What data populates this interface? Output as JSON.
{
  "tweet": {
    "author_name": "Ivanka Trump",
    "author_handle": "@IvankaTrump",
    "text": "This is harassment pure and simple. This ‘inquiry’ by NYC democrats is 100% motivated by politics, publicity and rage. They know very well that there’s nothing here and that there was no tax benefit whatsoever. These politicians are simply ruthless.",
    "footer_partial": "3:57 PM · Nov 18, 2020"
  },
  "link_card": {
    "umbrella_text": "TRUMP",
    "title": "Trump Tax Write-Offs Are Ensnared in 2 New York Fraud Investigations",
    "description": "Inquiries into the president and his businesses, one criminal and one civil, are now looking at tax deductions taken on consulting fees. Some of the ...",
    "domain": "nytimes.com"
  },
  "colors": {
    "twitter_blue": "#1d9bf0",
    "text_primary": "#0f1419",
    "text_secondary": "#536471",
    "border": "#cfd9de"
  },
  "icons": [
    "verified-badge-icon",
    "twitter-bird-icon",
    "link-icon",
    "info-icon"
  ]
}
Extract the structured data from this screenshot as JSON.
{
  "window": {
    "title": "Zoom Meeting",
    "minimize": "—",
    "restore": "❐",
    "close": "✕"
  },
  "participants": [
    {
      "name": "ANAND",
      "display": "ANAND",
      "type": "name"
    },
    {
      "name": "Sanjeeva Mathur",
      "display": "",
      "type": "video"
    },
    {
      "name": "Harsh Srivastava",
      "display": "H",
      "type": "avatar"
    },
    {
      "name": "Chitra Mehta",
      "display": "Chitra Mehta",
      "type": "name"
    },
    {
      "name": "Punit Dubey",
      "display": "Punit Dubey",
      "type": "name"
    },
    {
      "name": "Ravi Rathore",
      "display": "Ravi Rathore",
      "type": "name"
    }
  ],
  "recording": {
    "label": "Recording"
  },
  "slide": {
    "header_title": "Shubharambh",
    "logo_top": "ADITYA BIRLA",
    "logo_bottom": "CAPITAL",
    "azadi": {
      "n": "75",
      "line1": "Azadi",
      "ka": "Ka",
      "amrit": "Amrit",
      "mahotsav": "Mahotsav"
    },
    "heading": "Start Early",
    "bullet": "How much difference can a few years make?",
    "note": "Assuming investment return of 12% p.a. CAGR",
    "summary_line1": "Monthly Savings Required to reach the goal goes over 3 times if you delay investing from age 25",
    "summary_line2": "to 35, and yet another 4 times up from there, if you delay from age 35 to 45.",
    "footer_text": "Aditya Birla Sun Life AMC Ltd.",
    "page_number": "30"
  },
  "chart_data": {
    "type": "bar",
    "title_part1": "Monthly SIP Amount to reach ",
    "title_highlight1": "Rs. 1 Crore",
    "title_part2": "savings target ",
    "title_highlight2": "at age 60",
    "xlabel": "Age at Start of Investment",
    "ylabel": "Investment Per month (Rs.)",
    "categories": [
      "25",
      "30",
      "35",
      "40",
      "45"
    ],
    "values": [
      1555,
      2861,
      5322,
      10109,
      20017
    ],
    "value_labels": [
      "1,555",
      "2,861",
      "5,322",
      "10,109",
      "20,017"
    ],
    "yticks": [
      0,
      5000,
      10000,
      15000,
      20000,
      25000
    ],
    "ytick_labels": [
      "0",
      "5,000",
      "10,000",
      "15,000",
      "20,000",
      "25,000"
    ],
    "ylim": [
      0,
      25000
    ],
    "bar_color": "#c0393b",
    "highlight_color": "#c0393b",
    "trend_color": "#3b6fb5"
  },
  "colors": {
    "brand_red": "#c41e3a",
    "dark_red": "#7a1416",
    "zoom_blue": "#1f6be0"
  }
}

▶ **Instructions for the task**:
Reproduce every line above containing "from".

▶ **Your response**:
Extract the structured data from this screenshot as JSON.
    "summary_line1": "Monthly Savings Required to reach the goal goes over 3 times if you delay investing from age 25",
    "summary_line2": "to 35, and yet another 4 times up from there, if you delay from age 35 to 45.",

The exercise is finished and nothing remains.